Discrepancy exposed in Ellington testimony
THE WEST Kingston commission of Enquiry yesterday heard evidence that contradicted the testimony of former Commissioner of Police Owen Ellington on the number of illegal firearms seized by the security forces during the May 2010 police-military operations in Tivoli Gardens.
Ellington had revealed, in earlier testimony, that a total of 115 illegal weapons were seized in the operations, which were aimed at capturing drug kingpin Christopher 'Dudus' Coke.

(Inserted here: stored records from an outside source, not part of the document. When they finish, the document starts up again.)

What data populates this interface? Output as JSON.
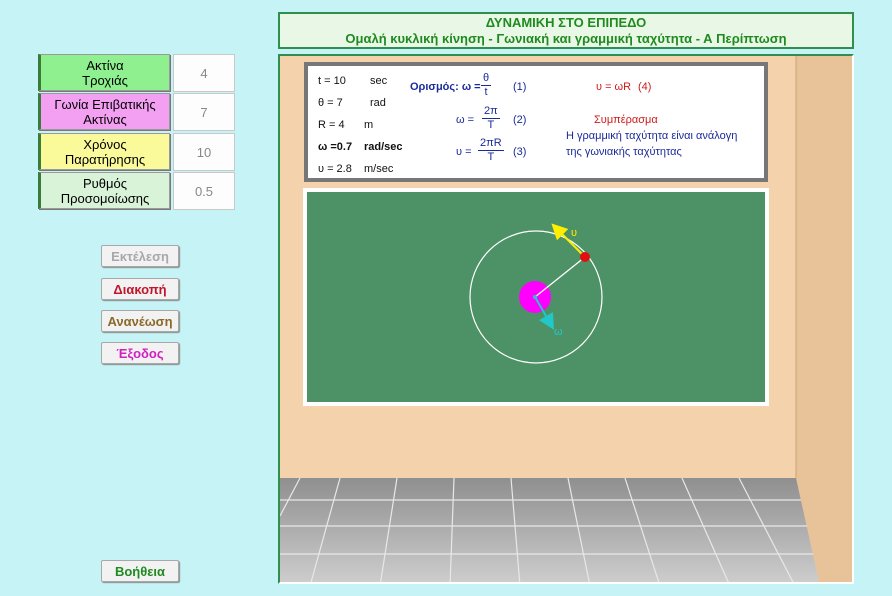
{
  "title": {
    "line1": "ΔΥΝΑΜΙΚΗ ΣΤΟ ΕΠΙΠΕΔΟ",
    "line2": "Ομαλή κυκλική κίνηση  - Γωνιακή και γραμμική ταχύτητα - Α Περίπτωση"
  },
  "params": [
    {
      "label1": "Ακτίνα",
      "label2": "Τροχιάς",
      "value": "4",
      "color": "#8ef08e"
    },
    {
      "label1": "Γωνία Επιβατικής",
      "label2": "Ακτίνας",
      "value": "7",
      "color": "#f3a0f3"
    },
    {
      "label1": "Χρόνος",
      "label2": "Παρατήρησης",
      "value": "10",
      "color": "#fafa9a"
    },
    {
      "label1": "Ρυθμός",
      "label2": "Προσομοίωσης",
      "value": "0.5",
      "color": "#d9f3d9"
    }
  ],
  "buttons": {
    "run": {
      "label": "Εκτέλεση",
      "color": "#a8a8a8"
    },
    "stop": {
      "label": "Διακοπή",
      "color": "#c0152a"
    },
    "reset": {
      "label": "Ανανέωση",
      "color": "#8a6a2a"
    },
    "exit": {
      "label": "Έξοδος",
      "color": "#d020c0"
    },
    "help": {
      "label": "Βοήθεια",
      "color": "#1f8a1f"
    }
  },
  "board": {
    "vars": [
      {
        "name": "t = 10",
        "unit": "sec"
      },
      {
        "name": "θ = 7",
        "unit": "rad"
      },
      {
        "name": "R = 4",
        "unit": "m"
      },
      {
        "name": "ω =0.7",
        "unit": "rad/sec"
      },
      {
        "name": "υ = 2.8",
        "unit": "m/sec"
      }
    ],
    "def_label": "Ορισμός: ω =",
    "eq1": {
      "num": "θ",
      "den": "t",
      "tag": "(1)"
    },
    "eq2": {
      "lhs": "ω =",
      "num": "2π",
      "den": "T",
      "tag": "(2)"
    },
    "eq3": {
      "lhs": "υ =",
      "num": "2πR",
      "den": "T",
      "tag": "(3)"
    },
    "eq4": {
      "text": "υ = ωR",
      "tag": "(4)"
    },
    "conclusion_title": "Συμπέρασμα",
    "conclusion_line1": "Η γραμμική ταχύτητα είναι ανάλογη",
    "conclusion_line2": "της γωνιακής ταχύτητας"
  },
  "sim": {
    "velocity_label": "υ",
    "omega_label": "ω"
  },
  "colors": {
    "background": "#c6f4f6",
    "wall": "#f4d2ac",
    "wall_side": "#e8c39a",
    "board_green": "#4d9166",
    "floor": "#a9a9a9"
  }
}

However, during cross-examination yesterday by head of the Independent Commission of Investigations (INDECOM), Terrence Williams, the retired police chief was confronted with a letter he signed, which asserted that 140 illegal weapons had been seized. The letter - dated June 2012 - was addressed to director of complaints at INDECOM, Paul Dunn.
Before he was directed to the letter, Ellington told the commission - chaired by former chief justice of Barbados, Sir David Simmons - that he could not recall giving that figure "and, if I said so, it would be in error".
Afterwards, Simmons wanted to know how the retired police commissioner "account for the discrepancy".
"The 115 firearms recovered in the operations, that number was arrived at based on the daily count of activities on the ground fed into the headquarters command and control centre and that was what was presented to me as the total number of weapons recovered in the operations," he sought to explain.
"This report, which I signed and sent to Commander Dunn at INDECOM, is a report prepared by [Senior Superintendent] Ezra Stewart [who headed the Bureau of Special Investigations at the time] in which he quotes a figure of 140 and it is a figure he quoted in a previous report which he dated May 25, 2012," Ellington continued.
He admitted that he signed the document "without the detailed evidence to check against" to determine whether the figure of 140 was correct.
"I take full responsibility for signing it," he conceded.
However, he said given the "discrepancy", Stewart should be asked to explain how he arrived at the figure of 140 instead of the 115 contained in the report compiled by the headquarters command and control centre.
Stewart is on the list of JCF personnel scheduled to testify before the commission, but the retired police chief downplayed any concerns, saying the "discrepancy" could be explained.
"For me, it is not any big mystery; it can be explained. It may be that he ...," Ellington began to explain, but stopped, saying he did not want to pre-empt Stewart's testimony.
Meanwhile, the former police commissioner said he should be judged by the way the operations in Coke's west Kingston stronghold were planned, executed and monitored.
However, during the cross-examination by Williams - which at times got testy - Ellington insisted that he should not be judged on how the operations were reviewed by persons outside the Jamaica Constabulary Force (JCF).
The commission is probing the conduct of the operations in which more than 70 civilians and one member of the Jamaica Defence Force were killed.
Ellington acknowledged that there were hundreds of complaints about misconduct by members of the JCF, but "flatly" rejected them, saying they were never substantiated.
He will face more questioning when the enquiry continues today.